- [Aim of the task]: Lines containing "Watch" should be pulled from the material below.

- [Dataset]:
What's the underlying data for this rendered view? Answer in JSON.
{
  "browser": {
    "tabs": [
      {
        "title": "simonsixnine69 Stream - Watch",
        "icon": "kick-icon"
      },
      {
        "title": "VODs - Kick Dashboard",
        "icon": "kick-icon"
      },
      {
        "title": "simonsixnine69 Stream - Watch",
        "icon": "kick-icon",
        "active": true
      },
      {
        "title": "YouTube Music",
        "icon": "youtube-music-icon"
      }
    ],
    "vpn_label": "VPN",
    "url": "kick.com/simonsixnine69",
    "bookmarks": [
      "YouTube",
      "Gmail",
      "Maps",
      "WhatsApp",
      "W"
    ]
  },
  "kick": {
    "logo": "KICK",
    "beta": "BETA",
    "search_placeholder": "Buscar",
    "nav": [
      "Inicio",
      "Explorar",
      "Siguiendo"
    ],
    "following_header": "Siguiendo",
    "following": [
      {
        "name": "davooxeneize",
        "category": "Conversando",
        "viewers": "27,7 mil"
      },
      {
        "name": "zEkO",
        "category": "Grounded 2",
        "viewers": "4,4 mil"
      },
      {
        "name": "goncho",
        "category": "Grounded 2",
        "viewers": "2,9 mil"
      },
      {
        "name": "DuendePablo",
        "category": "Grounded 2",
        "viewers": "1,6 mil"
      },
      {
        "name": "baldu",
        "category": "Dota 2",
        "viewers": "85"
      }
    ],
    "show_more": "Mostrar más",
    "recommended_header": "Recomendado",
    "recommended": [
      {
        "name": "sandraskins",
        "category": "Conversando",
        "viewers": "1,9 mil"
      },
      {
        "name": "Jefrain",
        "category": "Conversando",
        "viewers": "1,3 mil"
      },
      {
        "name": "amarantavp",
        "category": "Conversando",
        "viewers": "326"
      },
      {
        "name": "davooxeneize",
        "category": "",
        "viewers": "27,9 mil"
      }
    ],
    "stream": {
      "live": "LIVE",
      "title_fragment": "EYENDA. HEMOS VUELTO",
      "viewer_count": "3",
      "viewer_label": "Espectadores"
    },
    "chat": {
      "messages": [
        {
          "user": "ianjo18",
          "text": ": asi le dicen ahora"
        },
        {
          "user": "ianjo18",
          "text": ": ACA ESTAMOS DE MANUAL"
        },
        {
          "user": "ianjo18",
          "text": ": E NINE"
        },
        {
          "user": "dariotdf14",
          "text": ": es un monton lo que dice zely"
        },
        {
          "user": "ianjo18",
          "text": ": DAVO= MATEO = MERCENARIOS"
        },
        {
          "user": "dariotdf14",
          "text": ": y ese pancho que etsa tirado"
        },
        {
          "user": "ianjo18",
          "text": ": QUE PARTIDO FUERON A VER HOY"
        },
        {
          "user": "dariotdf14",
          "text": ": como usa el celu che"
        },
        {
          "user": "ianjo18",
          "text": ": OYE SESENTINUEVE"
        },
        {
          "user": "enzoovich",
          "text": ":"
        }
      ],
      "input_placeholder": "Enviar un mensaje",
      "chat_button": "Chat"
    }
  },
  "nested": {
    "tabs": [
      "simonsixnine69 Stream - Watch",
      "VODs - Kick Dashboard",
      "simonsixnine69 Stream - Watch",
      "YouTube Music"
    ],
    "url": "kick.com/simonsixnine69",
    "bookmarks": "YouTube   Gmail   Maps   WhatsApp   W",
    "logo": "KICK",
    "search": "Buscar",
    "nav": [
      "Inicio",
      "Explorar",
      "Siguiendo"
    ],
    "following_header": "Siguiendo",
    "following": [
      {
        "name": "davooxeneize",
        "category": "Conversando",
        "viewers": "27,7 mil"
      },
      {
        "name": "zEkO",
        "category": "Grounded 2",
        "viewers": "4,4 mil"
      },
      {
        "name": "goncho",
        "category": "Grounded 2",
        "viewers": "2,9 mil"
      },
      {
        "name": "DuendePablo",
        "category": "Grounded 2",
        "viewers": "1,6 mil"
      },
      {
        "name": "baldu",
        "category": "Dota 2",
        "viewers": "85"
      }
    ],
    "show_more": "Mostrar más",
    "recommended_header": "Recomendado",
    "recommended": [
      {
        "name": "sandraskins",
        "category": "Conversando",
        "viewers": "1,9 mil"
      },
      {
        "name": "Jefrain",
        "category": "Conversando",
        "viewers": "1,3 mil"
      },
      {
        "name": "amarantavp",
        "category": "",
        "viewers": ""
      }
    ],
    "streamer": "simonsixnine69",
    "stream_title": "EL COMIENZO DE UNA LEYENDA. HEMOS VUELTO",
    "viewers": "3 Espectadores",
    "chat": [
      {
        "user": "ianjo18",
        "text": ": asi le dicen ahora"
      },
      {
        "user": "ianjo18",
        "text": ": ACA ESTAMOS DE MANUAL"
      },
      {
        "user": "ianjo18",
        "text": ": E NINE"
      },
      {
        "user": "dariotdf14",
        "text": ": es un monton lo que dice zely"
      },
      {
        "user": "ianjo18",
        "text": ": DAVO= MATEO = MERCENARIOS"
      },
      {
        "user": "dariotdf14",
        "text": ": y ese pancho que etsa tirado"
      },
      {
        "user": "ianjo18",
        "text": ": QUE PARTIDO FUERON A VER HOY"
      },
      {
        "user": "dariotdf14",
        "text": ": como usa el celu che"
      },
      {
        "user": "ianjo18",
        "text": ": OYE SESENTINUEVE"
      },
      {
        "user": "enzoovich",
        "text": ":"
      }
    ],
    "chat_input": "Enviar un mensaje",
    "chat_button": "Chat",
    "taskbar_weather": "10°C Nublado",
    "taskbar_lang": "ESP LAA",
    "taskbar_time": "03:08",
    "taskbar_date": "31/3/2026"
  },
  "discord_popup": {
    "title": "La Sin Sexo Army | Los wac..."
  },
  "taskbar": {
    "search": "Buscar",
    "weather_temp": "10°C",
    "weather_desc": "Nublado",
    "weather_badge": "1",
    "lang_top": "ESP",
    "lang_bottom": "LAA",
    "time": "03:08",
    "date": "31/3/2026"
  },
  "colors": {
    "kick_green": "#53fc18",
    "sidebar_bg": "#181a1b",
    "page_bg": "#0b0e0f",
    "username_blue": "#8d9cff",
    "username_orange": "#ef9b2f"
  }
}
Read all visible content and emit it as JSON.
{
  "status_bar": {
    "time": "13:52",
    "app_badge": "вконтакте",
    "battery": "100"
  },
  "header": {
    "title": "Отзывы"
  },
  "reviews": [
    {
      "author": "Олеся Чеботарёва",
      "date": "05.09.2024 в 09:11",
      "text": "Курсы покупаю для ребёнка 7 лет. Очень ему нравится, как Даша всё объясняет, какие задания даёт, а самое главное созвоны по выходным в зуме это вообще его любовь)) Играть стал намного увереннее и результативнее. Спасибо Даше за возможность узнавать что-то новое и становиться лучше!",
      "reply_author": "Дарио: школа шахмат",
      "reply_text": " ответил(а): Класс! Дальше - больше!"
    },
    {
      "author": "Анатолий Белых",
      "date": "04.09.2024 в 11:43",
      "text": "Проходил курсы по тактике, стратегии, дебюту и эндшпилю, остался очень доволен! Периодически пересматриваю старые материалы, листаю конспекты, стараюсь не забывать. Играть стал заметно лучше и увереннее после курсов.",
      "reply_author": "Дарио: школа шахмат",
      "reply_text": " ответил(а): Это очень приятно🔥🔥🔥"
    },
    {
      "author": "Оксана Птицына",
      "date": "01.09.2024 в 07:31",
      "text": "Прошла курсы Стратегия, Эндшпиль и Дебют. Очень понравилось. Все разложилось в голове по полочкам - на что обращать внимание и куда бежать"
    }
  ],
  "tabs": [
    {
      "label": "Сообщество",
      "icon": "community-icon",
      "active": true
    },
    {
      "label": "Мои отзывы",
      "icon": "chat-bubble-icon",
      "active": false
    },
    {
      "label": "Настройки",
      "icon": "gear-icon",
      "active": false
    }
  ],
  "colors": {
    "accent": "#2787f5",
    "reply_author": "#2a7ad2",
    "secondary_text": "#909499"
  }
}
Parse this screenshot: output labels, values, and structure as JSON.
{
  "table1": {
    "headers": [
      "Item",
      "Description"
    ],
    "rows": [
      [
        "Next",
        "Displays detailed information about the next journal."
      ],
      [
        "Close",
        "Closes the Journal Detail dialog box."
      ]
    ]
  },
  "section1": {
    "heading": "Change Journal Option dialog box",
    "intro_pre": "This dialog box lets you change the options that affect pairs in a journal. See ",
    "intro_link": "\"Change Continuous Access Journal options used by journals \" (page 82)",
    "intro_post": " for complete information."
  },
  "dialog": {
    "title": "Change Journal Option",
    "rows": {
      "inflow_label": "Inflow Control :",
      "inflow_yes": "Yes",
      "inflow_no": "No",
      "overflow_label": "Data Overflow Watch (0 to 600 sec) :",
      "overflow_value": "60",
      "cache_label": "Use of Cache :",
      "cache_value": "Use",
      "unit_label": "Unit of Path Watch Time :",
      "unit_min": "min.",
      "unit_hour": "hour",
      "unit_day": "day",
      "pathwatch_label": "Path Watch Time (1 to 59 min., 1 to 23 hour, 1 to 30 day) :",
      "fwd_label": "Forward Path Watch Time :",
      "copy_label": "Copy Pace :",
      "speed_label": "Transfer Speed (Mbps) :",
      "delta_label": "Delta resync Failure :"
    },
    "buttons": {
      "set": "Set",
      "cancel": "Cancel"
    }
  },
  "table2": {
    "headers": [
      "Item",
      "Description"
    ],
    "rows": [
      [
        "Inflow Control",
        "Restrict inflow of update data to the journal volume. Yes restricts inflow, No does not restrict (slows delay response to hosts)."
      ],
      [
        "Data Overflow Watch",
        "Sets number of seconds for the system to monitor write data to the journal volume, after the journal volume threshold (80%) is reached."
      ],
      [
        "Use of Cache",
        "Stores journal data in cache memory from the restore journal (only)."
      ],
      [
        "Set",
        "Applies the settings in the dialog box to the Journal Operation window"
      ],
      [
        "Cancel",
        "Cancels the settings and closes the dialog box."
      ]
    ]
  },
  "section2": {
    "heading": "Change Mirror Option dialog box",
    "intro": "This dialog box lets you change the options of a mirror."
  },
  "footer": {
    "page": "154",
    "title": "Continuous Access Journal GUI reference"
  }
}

- [Task result]:
        "title": "simonsixnine69 Stream - Watch",
        "title": "simonsixnine69 Stream - Watch",
      "simonsixnine69 Stream - Watch",
      "simonsixnine69 Stream - Watch",
      "overflow_label": "Data Overflow Watch (0 to 600 sec) :",
      "unit_label": "Unit of Path Watch Time :",
      "pathwatch_label": "Path Watch Time (1 to 59 min., 1 to 23 hour, 1 to 30 day) :",
      "fwd_label": "Forward Path Watch Time :",
        "Data Overflow Watch",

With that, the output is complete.